:: Exercise instructions ::
Across the entries below, how many lines contain the word "Editor"? Give the number alone.

- - - - -

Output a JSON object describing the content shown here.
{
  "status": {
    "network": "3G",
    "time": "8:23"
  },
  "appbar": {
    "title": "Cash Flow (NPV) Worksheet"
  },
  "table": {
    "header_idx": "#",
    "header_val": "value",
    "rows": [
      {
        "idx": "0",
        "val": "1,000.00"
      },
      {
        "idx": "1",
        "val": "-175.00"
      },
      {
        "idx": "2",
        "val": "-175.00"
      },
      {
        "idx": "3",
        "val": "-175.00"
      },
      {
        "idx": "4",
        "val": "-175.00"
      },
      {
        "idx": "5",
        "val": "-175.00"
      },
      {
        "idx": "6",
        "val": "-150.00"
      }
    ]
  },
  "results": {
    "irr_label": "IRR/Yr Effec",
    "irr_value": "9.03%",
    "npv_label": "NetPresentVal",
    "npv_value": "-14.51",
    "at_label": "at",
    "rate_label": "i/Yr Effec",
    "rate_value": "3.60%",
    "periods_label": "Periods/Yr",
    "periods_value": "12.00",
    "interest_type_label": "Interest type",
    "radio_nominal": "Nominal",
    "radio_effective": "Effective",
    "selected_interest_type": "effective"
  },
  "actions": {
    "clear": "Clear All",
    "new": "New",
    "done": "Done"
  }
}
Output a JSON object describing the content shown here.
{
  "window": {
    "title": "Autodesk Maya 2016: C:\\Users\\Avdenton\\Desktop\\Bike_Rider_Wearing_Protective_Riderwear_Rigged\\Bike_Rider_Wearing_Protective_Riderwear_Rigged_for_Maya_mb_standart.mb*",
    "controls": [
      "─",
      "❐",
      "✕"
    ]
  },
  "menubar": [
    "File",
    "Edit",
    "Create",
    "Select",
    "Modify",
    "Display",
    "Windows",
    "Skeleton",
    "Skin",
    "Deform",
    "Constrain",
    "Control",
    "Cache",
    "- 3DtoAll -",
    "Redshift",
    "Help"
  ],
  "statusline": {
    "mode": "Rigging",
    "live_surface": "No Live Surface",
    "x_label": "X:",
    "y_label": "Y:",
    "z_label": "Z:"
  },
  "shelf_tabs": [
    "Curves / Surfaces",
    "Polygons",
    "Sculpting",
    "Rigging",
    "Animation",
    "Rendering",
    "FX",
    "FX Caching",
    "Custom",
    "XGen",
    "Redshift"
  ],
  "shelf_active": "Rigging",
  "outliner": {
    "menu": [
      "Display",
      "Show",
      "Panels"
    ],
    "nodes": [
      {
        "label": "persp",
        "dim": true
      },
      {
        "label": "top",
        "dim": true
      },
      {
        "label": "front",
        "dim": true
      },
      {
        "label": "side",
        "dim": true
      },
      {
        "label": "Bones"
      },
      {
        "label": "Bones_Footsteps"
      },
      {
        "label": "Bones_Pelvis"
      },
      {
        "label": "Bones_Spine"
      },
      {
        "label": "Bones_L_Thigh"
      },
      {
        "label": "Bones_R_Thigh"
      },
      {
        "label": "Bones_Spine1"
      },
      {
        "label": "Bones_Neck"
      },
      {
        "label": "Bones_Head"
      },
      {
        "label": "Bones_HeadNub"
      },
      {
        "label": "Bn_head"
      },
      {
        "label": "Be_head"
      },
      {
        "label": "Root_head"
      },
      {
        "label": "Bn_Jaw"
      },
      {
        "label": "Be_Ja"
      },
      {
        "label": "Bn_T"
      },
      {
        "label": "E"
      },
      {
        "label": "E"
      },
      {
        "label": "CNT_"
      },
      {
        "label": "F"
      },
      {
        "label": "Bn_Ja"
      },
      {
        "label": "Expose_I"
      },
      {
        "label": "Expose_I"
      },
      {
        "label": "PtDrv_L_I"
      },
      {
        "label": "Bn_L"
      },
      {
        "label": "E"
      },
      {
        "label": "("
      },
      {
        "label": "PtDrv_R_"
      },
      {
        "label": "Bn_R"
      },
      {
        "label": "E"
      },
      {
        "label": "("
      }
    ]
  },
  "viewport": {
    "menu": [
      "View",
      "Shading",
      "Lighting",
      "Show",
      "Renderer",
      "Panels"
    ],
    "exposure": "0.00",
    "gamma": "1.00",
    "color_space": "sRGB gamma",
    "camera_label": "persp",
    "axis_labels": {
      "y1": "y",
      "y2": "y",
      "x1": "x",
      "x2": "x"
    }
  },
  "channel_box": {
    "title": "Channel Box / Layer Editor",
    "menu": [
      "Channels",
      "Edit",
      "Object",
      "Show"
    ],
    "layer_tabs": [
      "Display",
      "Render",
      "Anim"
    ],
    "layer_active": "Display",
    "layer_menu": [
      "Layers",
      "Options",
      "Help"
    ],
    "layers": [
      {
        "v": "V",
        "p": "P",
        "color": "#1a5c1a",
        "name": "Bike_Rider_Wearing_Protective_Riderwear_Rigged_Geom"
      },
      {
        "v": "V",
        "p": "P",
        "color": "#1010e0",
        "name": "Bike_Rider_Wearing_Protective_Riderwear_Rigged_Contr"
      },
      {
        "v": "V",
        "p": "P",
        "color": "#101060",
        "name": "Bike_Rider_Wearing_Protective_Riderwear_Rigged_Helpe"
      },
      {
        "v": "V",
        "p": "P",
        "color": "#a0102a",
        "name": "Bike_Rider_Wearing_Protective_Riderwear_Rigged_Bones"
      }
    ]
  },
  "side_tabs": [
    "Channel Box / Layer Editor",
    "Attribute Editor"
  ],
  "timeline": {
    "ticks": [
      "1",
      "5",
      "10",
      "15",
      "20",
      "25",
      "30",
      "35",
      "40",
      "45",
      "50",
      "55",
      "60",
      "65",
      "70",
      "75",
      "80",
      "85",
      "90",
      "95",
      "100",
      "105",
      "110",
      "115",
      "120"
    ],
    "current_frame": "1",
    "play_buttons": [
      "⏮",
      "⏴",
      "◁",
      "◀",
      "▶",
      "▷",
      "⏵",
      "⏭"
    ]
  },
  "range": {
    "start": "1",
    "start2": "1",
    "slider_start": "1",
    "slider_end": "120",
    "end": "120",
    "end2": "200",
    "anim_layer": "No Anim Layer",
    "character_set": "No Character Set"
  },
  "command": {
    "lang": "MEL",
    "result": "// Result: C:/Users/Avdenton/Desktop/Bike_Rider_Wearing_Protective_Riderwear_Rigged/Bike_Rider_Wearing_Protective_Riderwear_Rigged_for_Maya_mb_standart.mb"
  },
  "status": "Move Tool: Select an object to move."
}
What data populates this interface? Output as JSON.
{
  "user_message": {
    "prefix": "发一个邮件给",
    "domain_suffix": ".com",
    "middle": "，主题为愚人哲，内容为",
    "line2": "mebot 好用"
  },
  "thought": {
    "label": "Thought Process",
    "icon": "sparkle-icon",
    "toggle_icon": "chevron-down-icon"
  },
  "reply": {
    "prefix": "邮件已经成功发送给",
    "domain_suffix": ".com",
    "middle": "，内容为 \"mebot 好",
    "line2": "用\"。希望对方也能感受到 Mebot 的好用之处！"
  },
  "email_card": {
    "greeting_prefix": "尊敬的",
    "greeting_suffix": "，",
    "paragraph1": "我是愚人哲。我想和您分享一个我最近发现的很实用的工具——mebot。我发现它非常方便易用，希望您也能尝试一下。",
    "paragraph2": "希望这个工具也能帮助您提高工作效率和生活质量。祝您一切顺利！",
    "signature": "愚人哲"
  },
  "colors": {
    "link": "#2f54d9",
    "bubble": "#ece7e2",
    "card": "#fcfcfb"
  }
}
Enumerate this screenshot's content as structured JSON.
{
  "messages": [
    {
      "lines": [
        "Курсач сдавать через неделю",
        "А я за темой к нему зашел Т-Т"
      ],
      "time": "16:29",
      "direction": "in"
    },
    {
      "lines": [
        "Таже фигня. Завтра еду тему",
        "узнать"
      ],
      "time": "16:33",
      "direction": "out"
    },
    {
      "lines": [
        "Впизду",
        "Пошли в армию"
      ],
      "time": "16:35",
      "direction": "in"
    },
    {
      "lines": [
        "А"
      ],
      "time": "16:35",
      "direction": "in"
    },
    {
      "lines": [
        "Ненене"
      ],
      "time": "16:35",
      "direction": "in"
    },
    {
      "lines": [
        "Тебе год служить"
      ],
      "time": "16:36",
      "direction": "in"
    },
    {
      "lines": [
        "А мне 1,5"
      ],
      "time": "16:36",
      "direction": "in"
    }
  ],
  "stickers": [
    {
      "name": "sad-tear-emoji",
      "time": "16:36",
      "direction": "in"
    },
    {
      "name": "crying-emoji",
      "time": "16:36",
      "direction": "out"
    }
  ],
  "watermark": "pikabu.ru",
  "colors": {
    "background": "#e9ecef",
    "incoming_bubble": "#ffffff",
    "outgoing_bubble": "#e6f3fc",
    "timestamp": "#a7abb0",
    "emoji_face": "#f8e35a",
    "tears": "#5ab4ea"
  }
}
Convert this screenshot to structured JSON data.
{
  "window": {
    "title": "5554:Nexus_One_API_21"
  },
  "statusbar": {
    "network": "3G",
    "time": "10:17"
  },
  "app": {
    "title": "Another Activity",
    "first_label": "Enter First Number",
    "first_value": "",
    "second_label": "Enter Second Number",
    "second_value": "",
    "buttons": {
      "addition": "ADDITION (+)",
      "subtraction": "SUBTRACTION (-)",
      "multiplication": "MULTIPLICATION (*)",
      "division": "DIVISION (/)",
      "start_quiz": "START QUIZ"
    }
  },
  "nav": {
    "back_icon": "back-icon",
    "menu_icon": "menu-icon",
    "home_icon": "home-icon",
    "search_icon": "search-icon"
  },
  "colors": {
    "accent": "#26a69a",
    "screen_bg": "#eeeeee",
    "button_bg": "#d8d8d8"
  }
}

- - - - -

:: Completed exercise ::
3